You have to travel back 50 years to appreciate this gem. You have to visit China to know its origins. The year was 1975. In Hong Kong some ex-patriotic Brits longing for some nostalgic enterprise promoted the first ever overseas Rugby Sevens Tournament. The launch was a huge success. The Sevens format has blossomed ever since in the former British colonial city. From there Rugby Sevens has branched out to major cities all over the world. It is now a professional league.
There is more to this story; much more. One of the few invitees to the inaugural event was a small nation. Fiji, like its Pacific Islander kin, Samoa and Tonga, revels in the sport. Rugby union is more than a national pastime. Some say the 'the hooligans game played by gentlemen' is the Fijians' religion. That descriptor does not even come close to capturing the nation's essence and devotion to rugby. If you have been there and saw the Fijians engaged in a tight scrum up front and personal you would know the truth: they are a rugby nation. The game is their pursuit of excellence; and it shows.
Fiji is the reigning Rugby Sevens champion. They are repeat champions having won the tournament twice consecutively; and they were winners many times before that. When the Olympic Committee announced that 'Sevens' would be introduced as a trial sport, rugby aficionados cheered around the world. Nowhere was the news more welcome than in Fiji. At last, the islanders had a chance to showcase their sporting prowess; maybe even win a medal as a matter of course.
To medal was a tall order. The competition was stiff. Traditional powerhouses like New Zealand, Australia, Great Britain, France and South Africa were all in attendance. Argentina, an up and coming force was also there. So were the swift and sure footed Japanese. Anyone of the aforementioned squads could prove to be an obstacle. A loss to one of the group even in the preliminary stages could upset the Fijian master plan. Their climb to the medal podium would get steeper.
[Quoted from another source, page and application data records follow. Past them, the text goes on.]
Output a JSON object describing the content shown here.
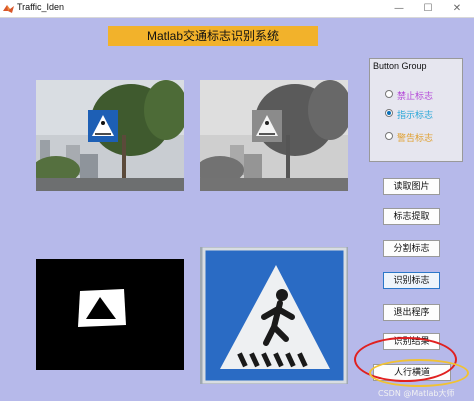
{
  "window": {
    "title": "Traffic_Iden",
    "minimize_glyph": "—",
    "maximize_glyph": "☐",
    "close_glyph": "✕"
  },
  "banner": {
    "title": "Matlab交通标志识别系统"
  },
  "button_group": {
    "title": "Button Group",
    "options": [
      {
        "label": "禁止标志",
        "selected": false,
        "color": "#b44ad8"
      },
      {
        "label": "指示标志",
        "selected": true,
        "color": "#2aa7d8"
      },
      {
        "label": "警告标志",
        "selected": false,
        "color": "#e0a030"
      }
    ]
  },
  "actions": [
    {
      "label": "读取图片"
    },
    {
      "label": "标志提取"
    },
    {
      "label": "分割标志"
    },
    {
      "label": "识别标志"
    },
    {
      "label": "退出程序"
    },
    {
      "label": "识别结果"
    },
    {
      "label": "人行横道"
    }
  ],
  "watermark": "CSDN @Matlab大师",
  "colors": {
    "background": "#b6b9ea",
    "banner": "#f2b22b",
    "highlight_red": "#e02020",
    "highlight_yellow": "#f1c232"
  }
}
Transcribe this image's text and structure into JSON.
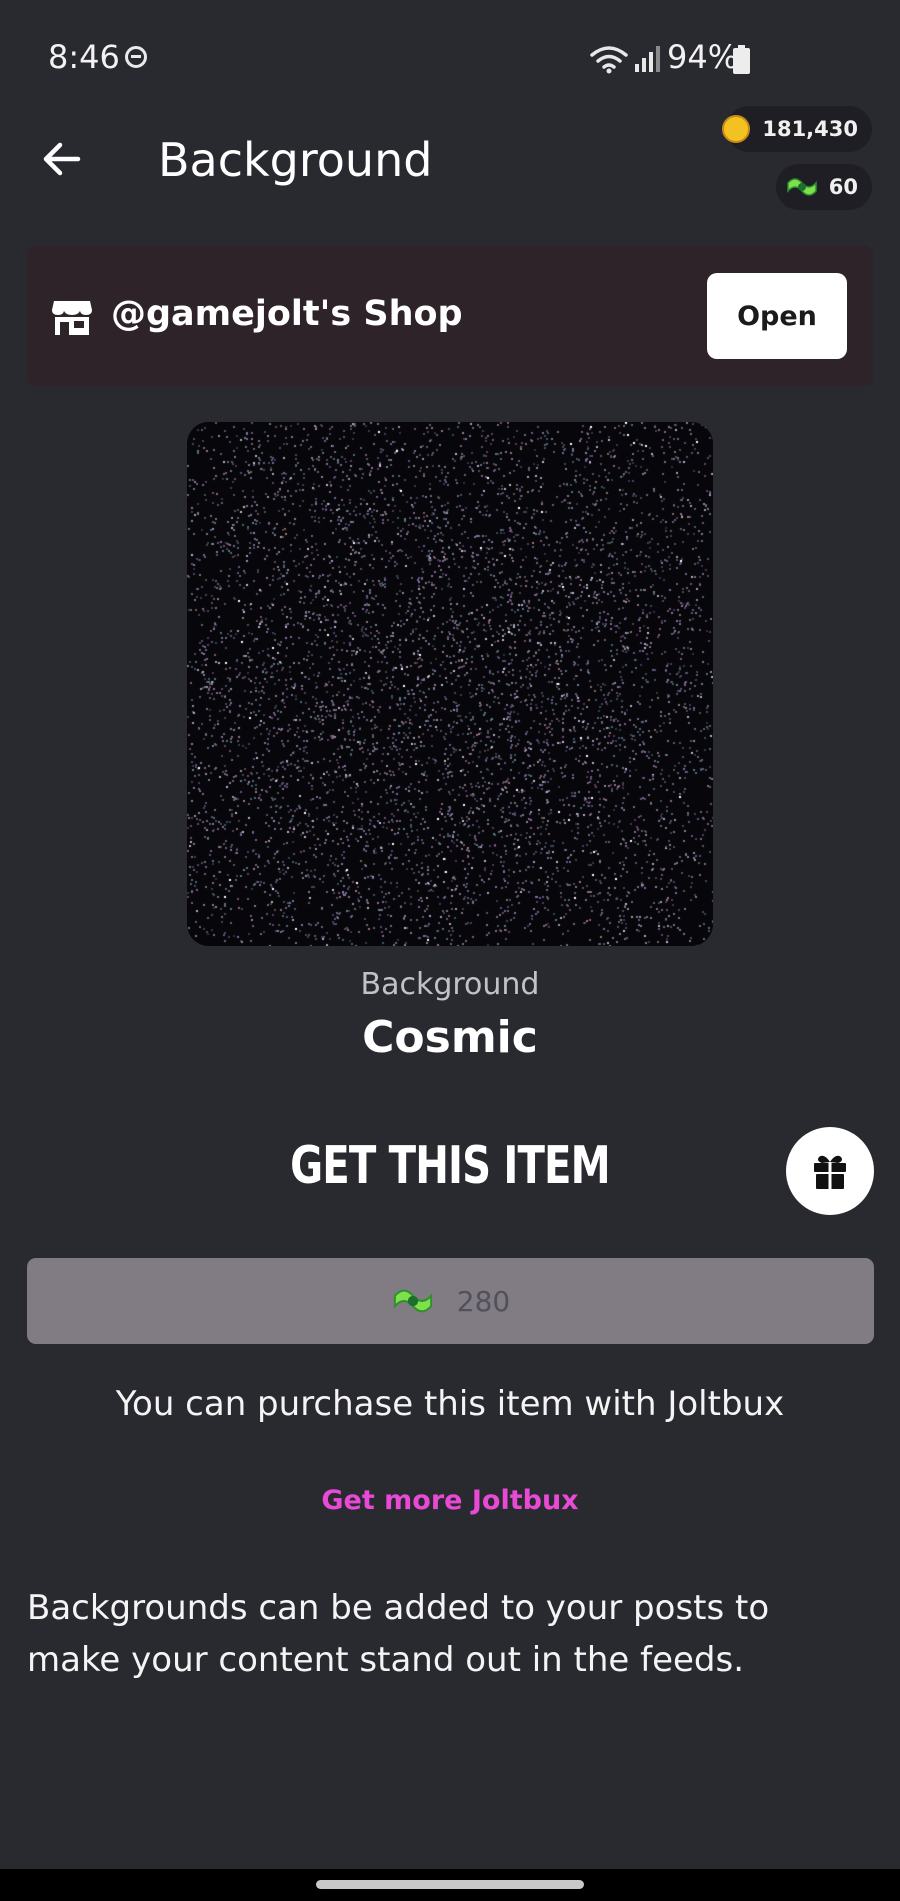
{
  "status_bar": {
    "time": "8:46",
    "battery": "94%",
    "icons": [
      "do-not-disturb-icon",
      "wifi-icon",
      "signal-icon",
      "battery-icon"
    ]
  },
  "header": {
    "title": "Background",
    "coins": "181,430",
    "joltbux": "60",
    "icons": [
      "back-arrow-icon",
      "coin-icon",
      "joltbux-icon"
    ]
  },
  "shop": {
    "name": "@gamejolt's Shop",
    "open_label": "Open",
    "icon": "store-icon"
  },
  "item": {
    "type": "Background",
    "name": "Cosmic"
  },
  "purchase": {
    "heading": "GET THIS ITEM",
    "price": "280",
    "note": "You can purchase this item with Joltbux",
    "more_link": "Get more Joltbux",
    "gift_icon": "gift-icon"
  },
  "description": "Backgrounds can be added to your posts to make your content stand out in the feeds.",
  "colors": {
    "background": "#292930",
    "shop_card": "#2e2329",
    "price_button": "#817c84",
    "link": "#e84ad6"
  }
}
That was not the case in Rio though. Throughout the stages from inception to the final, Fiji manhandled all opposition; and they did so with ease. Not once did the Sevens maestros even get a scare en route. Japan who faced the Fijians in one semi-final saw their storied tournament rise crash to pieces. Earlier the Japanese shocked the mighty and favored Kiwis in their group with a win. Their margin of victory was slim. Against Fiji, the Japanese looked more than diminutive vis-à-vis the giants from Fiji. In the end, the game Japanese fell on their swords; but only after they were crushed on the rugby pitch.
That left only one more match to ascend the pinnacle. Great Britain, fresh from their victory over South Africa in the other semi-final could prove to be the Fijians tournament spoiler in the final. The Brits proved to be anything but a worthy match for the marauding Fijians. The score, 43 - 7, though high still understated the Fijians total field domination. Whenever a Brit ventured into Fijian territory with the ball he was met with fierce resistance. The tackler's intent was not to stop the carrier. No, not at all. In Fijian rugby annals, you drive your opponent back 10 meters; then pounce after he coughs it up between his ears. All he can do then is watch you sprint the length of the pitch for another try.
That is the way it happened in Brazil. At the closing whistle, the once heralded and favored Brits limped off both bruised and bewildered. Not surprising. When your opponent's average weight is 17 stone of rock hard muscle and they all sprint 100 meters in 11 seconds, even scoring a single try would be seen as a success; and that is all the Brits managed: one lone try.
The Fijian Cinderella story does not end there. As reigning Olympic Sevens champions, the Fijians finally achieved a milestone. The win marked the first time ever that the tiny nation medaled; and its color happened to be gold. On the podium, each Fijian bowed then took a knee. The victors remained humble while Britain's representative at the summer games, Princess Anne, bestowed them with their prized possession.
Sometimes 'little does beat big' really good. That is something special for us all to savor, especially when we see 'little' comports themselves with a grace and dignity that 'big' most times feigns.
One should expect a winter escalation of hostilities. We will definitely see it either in December or early next year. There is no reason for a break - only a small part of the mobilised has been deployed to the zone of the special operation yet